In 1920, The League of Nations moved its headquarters to Geneva. In his speech at the first annual Assembly, Nansen stated that he had never in his life seen so much suffering. And that such suffering was an inevitable result of war. He stressed that it was important to prevent such events from reoccurring again. Although some prisoners had been freed, there were still many who were in captivity. But by February 1921, 280,000 prisoners of “all nationalities had been returned to their respective countries”.Progress was being made and Nansen achieved a great deal for many of the prisoners.

The Russian Revolution and its aftermath provided another landmark for Nansen. There were many refugees in the face of the aftermath. He began to work on the crisis, searching for funds, negotiating with many governments and demanded that there should be host countries for the refugees. Even when The League of Nations failed to deliver, Nansen and his co-workers continued to provide food and shelter for the Russian and Jewish refugees. He also tried to place as many of them in schools and universities as possible.

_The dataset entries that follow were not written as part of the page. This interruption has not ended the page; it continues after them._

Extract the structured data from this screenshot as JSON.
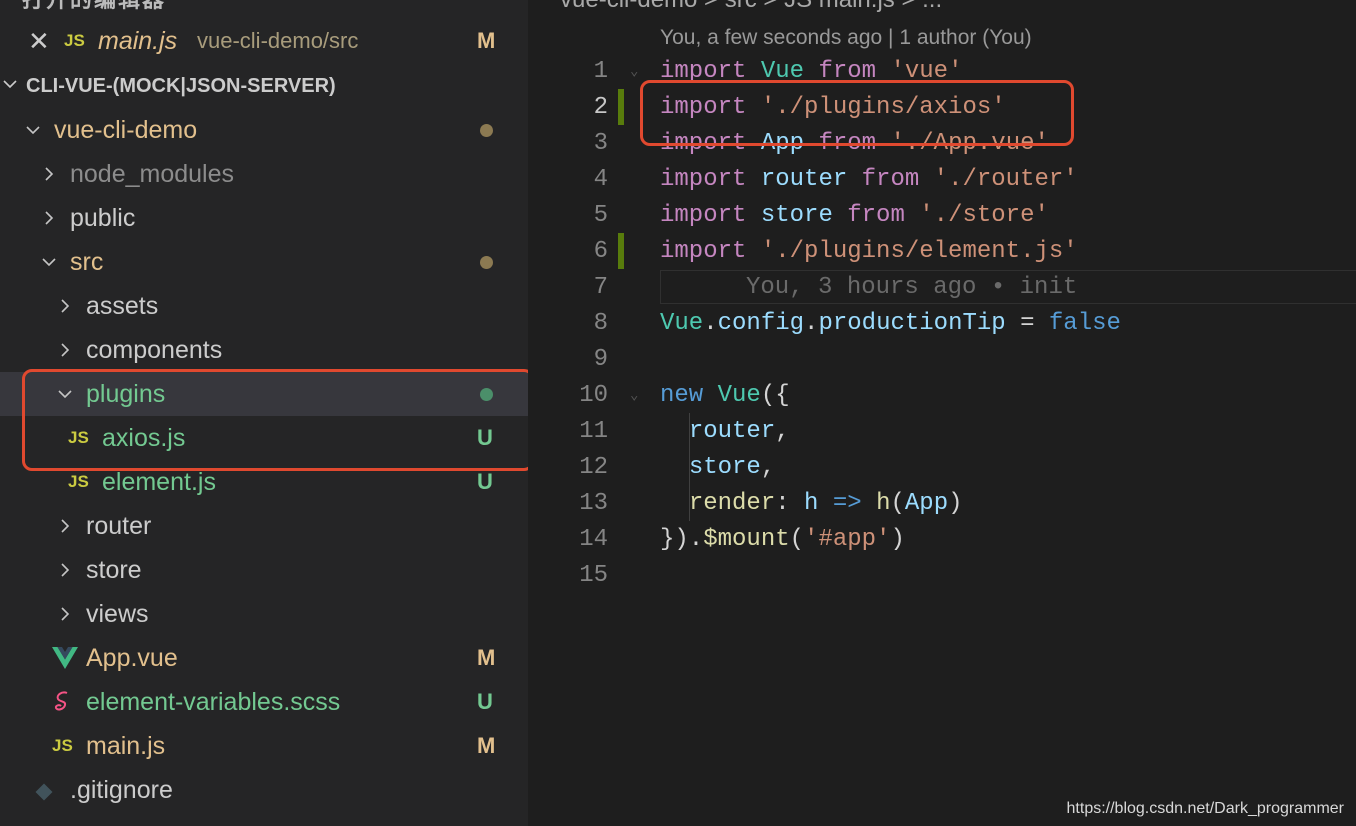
{
  "sidebar": {
    "open_editors_title": "打开的编辑器",
    "open_editor": {
      "name": "main.js",
      "path": "vue-cli-demo/src",
      "badge": "M",
      "icon": "js-icon"
    },
    "workspace_title": "CLI-VUE-(MOCK|JSON-SERVER)",
    "tree": [
      {
        "label": "vue-cli-demo",
        "type": "folder-open",
        "badge": "",
        "dot": "#8c7a52",
        "color": "#e2c08d"
      },
      {
        "label": "node_modules",
        "type": "folder",
        "badge": "",
        "color": "#8c8c8c"
      },
      {
        "label": "public",
        "type": "folder",
        "badge": "",
        "color": "#cccccc"
      },
      {
        "label": "src",
        "type": "folder-open",
        "badge": "",
        "dot": "#8c7a52",
        "color": "#e2c08d"
      },
      {
        "label": "assets",
        "type": "folder",
        "badge": "",
        "color": "#cccccc"
      },
      {
        "label": "components",
        "type": "folder",
        "badge": "",
        "color": "#cccccc"
      },
      {
        "label": "plugins",
        "type": "folder-open",
        "badge": "",
        "dot": "#4b8f6a",
        "color": "#73c991"
      },
      {
        "label": "axios.js",
        "type": "js",
        "badge": "U",
        "color": "#73c991"
      },
      {
        "label": "element.js",
        "type": "js",
        "badge": "U",
        "color": "#73c991"
      },
      {
        "label": "router",
        "type": "folder",
        "badge": "",
        "color": "#cccccc"
      },
      {
        "label": "store",
        "type": "folder",
        "badge": "",
        "color": "#cccccc"
      },
      {
        "label": "views",
        "type": "folder",
        "badge": "",
        "color": "#cccccc"
      },
      {
        "label": "App.vue",
        "type": "vue",
        "badge": "M",
        "color": "#e2c08d"
      },
      {
        "label": "element-variables.scss",
        "type": "scss",
        "badge": "U",
        "color": "#73c991"
      },
      {
        "label": "main.js",
        "type": "js",
        "badge": "M",
        "color": "#e2c08d"
      },
      {
        "label": ".gitignore",
        "type": "git",
        "badge": "",
        "color": "#cccccc"
      }
    ],
    "js_icon_text": "JS"
  },
  "editor": {
    "breadcrumb": "vue-cli-demo > src > JS main.js > ...",
    "blame_header": "You, a few seconds ago | 1 author (You)",
    "inline_blame": "You, 3 hours ago • init",
    "lines": [
      "1",
      "2",
      "3",
      "4",
      "5",
      "6",
      "7",
      "8",
      "9",
      "10",
      "11",
      "12",
      "13",
      "14",
      "15"
    ]
  },
  "watermark": "https://blog.csdn.net/Dark_programmer",
  "colors": {
    "highlight_box": "#e0492f",
    "added": "#73c991",
    "modified": "#e2c08d"
  }
}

According to Fosse and Fox, he was “always concerned that children and young people should receive education. He proposed that all the governments of The League of Nations should accept Russian students and maintain them at universities”. Although initially responses at The League of Nations assembly were disappointing to accept refugees into other countries, Nansen persisted. He then accorded certain rights to stateless refugees by creating the “Nansen Passport”, which gave rights to those who possessed no identity documents.

Nansen also significantly helped to combat the turmoil in the Near East and the Caucasus. He sought to give the Armenian people a homeland and give many refugees a homeland.

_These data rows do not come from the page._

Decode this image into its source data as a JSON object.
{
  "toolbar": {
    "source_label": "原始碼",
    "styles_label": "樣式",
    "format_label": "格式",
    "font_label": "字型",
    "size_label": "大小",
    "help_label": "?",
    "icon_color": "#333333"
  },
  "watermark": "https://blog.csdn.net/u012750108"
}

Therefore Fridtjof Nansen is a man of example for the governments and people of today. The current refugee crisis is devastating. Despite initial reluctance from countries and governments to help the refugees, Nansen’s determination provided shelter, education and relief to those in need. Hopefully, if more people and countries became as devoted as Nansen and demonstrated the same level of empathy, the refugee crisis can be significantly reduced.

About Nansen

Visionary, explorer, researcher, diplomat, humanistR13;Fridtjof Nansen was no ordinary man. Nansen was a dedicated scientist who made an outstanding contribution to marine zoology and oceanography, an audacious adventurer who pushed our knowledge of the Arctic to new frontiers, and an indefatigable savior of human beings displaced by conflict. As a young man Nansen led two successful polar expeditions and became a national hero, participating in the birth pangs of his countryR13;Norway. As a respected international elder statesman he began a new career in 1919 by bringing home hundreds of thousands of prisoners-of-war from the remotest corners of Europe and Siberia. He created the “Nansen Passport” for stateless people under his responsibility and sought to give the Armenian people a secure homeland. For his efforts in favor of prisoners of war, famine relief and Russian refugees, he was awarded the Nobel Peace Prize in 1922.

The authors:

Marit Fosse, editor of Diva International and John Fox a former publications officer for the BBC and UNESCO and co-author of The League of Nations: From Collective Security to Global Rearmament, have signed an interesting book about Nansen.

« 
Nansen, Explorer and Humanitarian”, Marit Fosse and John Fox, ed. Hamilton Books.

By Anoushka RAI, under the supervision of Gorgui W.NDOYE